▶ _Task goal_
Repeat the data exactly, with every line included.

▶ _Records for this exercise_
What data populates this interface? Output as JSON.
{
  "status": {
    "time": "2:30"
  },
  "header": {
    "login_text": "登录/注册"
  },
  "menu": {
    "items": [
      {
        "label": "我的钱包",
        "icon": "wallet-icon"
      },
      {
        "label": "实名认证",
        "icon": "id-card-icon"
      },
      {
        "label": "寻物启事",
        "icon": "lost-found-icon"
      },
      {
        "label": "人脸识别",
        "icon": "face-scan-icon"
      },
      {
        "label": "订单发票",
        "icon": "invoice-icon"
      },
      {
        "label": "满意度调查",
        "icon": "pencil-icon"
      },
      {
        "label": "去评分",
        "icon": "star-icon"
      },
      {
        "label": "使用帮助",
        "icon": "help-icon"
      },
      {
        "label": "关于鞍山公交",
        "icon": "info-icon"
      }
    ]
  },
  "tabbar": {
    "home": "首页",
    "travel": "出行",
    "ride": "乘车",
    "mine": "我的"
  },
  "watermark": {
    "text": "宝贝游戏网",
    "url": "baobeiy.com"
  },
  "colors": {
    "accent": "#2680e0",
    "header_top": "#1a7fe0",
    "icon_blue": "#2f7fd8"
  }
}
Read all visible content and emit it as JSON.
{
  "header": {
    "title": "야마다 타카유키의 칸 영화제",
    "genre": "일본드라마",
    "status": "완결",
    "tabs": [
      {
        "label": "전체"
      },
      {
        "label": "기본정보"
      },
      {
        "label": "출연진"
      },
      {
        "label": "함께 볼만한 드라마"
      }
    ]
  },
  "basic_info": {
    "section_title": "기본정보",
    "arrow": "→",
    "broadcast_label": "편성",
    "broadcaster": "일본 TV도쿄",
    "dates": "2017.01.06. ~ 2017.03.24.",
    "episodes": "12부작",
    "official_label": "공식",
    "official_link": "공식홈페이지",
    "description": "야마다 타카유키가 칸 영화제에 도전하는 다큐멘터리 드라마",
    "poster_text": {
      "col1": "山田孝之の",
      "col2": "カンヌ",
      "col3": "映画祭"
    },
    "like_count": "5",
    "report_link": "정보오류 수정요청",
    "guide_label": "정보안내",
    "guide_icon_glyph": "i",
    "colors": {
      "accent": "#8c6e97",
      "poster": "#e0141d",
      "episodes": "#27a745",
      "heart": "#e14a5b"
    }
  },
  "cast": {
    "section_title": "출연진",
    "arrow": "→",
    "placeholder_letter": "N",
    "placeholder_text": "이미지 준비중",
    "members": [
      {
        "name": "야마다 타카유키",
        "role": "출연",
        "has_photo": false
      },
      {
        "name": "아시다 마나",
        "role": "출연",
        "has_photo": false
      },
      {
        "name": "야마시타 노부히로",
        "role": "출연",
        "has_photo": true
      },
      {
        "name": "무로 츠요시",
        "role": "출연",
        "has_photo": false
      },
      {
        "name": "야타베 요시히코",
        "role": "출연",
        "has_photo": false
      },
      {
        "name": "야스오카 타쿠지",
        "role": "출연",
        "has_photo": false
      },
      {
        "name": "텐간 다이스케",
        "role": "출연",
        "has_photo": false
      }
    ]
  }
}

▶ _Task output_
What data populates this interface? Output as JSON.
{
  "status": {
    "time": "2:30"
  },
  "header": {
    "login_text": "登录/注册"
  },
  "menu": {
    "items": [
      {
        "label": "我的钱包",
        "icon": "wallet-icon"
      },
      {
        "label": "实名认证",
        "icon": "id-card-icon"
      },
      {
        "label": "寻物启事",
        "icon": "lost-found-icon"
      },
      {
        "label": "人脸识别",
        "icon": "face-scan-icon"
      },
      {
        "label": "订单发票",
        "icon": "invoice-icon"
      },
      {
        "label": "满意度调查",
        "icon": "pencil-icon"
      },
      {
        "label": "去评分",
        "icon": "star-icon"
      },
      {
        "label": "使用帮助",
        "icon": "help-icon"
      },
      {
        "label": "关于鞍山公交",
        "icon": "info-icon"
      }
    ]
  },
  "tabbar": {
    "home": "首页",
    "travel": "出行",
    "ride": "乘车",
    "mine": "我的"
  },
  "watermark": {
    "text": "宝贝游戏网",
    "url": "baobeiy.com"
  },
  "colors": {
    "accent": "#2680e0",
    "header_top": "#1a7fe0",
    "icon_blue": "#2f7fd8"
  }
}
Read all visible content and emit it as JSON.
{
  "header": {
    "title": "야마다 타카유키의 칸 영화제",
    "genre": "일본드라마",
    "status": "완결",
    "tabs": [
      {
        "label": "전체"
      },
      {
        "label": "기본정보"
      },
      {
        "label": "출연진"
      },
      {
        "label": "함께 볼만한 드라마"
      }
    ]
  },
  "basic_info": {
    "section_title": "기본정보",
    "arrow": "→",
    "broadcast_label": "편성",
    "broadcaster": "일본 TV도쿄",
    "dates": "2017.01.06. ~ 2017.03.24.",
    "episodes": "12부작",
    "official_label": "공식",
    "official_link": "공식홈페이지",
    "description": "야마다 타카유키가 칸 영화제에 도전하는 다큐멘터리 드라마",
    "poster_text": {
      "col1": "山田孝之の",
      "col2": "カンヌ",
      "col3": "映画祭"
    },
    "like_count": "5",
    "report_link": "정보오류 수정요청",
    "guide_label": "정보안내",
    "guide_icon_glyph": "i",
    "colors": {
      "accent": "#8c6e97",
      "poster": "#e0141d",
      "episodes": "#27a745",
      "heart": "#e14a5b"
    }
  },
  "cast": {
    "section_title": "출연진",
    "arrow": "→",
    "placeholder_letter": "N",
    "placeholder_text": "이미지 준비중",
    "members": [
      {
        "name": "야마다 타카유키",
        "role": "출연",
        "has_photo": false
      },
      {
        "name": "아시다 마나",
        "role": "출연",
        "has_photo": false
      },
      {
        "name": "야마시타 노부히로",
        "role": "출연",
        "has_photo": true
      },
      {
        "name": "무로 츠요시",
        "role": "출연",
        "has_photo": false
      },
      {
        "name": "야타베 요시히코",
        "role": "출연",
        "has_photo": false
      },
      {
        "name": "야스오카 타쿠지",
        "role": "출연",
        "has_photo": false
      },
      {
        "name": "텐간 다이스케",
        "role": "출연",
        "has_photo": false
      }
    ]
  }
}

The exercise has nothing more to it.